== Supplied records ==
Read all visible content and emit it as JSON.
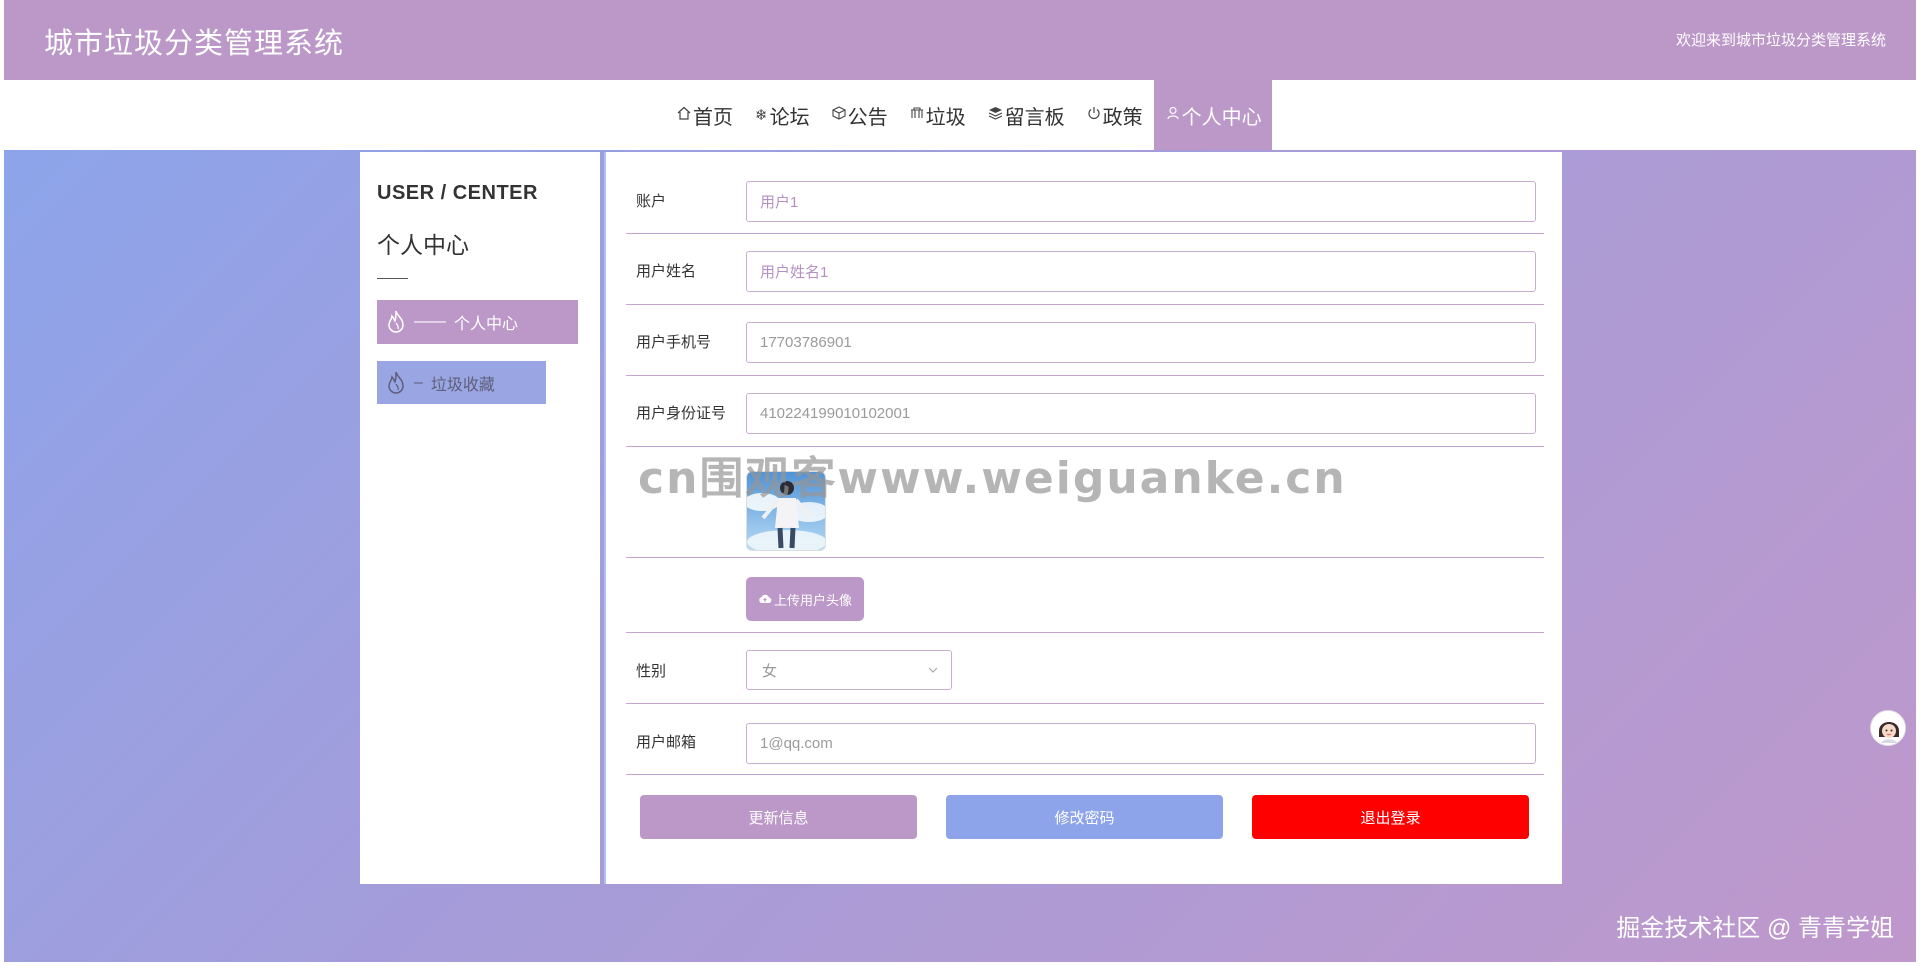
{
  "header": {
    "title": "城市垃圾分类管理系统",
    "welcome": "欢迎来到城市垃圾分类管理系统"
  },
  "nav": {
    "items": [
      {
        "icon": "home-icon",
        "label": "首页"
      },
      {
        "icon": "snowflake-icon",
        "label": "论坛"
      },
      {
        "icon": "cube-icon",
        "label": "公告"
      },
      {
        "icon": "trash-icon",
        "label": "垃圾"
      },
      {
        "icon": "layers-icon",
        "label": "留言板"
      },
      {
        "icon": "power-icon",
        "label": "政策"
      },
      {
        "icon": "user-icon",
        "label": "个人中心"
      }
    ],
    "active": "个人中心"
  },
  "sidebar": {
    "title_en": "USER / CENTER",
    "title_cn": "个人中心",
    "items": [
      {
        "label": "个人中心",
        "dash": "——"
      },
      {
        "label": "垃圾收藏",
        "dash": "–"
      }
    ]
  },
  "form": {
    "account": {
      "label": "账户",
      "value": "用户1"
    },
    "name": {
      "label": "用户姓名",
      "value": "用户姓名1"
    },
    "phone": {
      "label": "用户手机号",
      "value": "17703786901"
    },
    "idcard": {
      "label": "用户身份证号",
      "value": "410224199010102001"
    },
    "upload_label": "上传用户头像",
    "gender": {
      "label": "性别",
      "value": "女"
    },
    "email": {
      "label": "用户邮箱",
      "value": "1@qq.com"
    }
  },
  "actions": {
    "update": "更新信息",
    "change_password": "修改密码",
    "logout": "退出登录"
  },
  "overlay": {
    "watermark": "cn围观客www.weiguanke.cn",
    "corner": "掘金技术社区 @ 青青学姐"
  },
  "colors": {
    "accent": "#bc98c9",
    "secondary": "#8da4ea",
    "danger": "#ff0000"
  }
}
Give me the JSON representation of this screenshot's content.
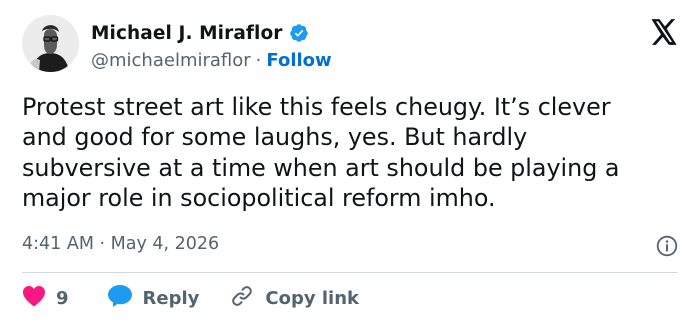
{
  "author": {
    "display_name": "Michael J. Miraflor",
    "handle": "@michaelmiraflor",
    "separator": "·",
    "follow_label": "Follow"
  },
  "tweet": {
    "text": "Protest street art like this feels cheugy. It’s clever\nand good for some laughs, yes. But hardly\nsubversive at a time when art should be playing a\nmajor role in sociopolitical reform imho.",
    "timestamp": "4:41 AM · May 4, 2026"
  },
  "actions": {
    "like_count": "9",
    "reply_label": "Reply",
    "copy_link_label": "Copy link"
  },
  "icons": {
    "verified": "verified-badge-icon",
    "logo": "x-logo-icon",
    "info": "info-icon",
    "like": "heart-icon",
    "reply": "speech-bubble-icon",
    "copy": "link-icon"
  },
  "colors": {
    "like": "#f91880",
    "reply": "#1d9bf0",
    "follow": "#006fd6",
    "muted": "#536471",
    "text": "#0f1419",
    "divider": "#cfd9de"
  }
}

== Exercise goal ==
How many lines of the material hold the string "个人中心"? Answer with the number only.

== Written solution ==
4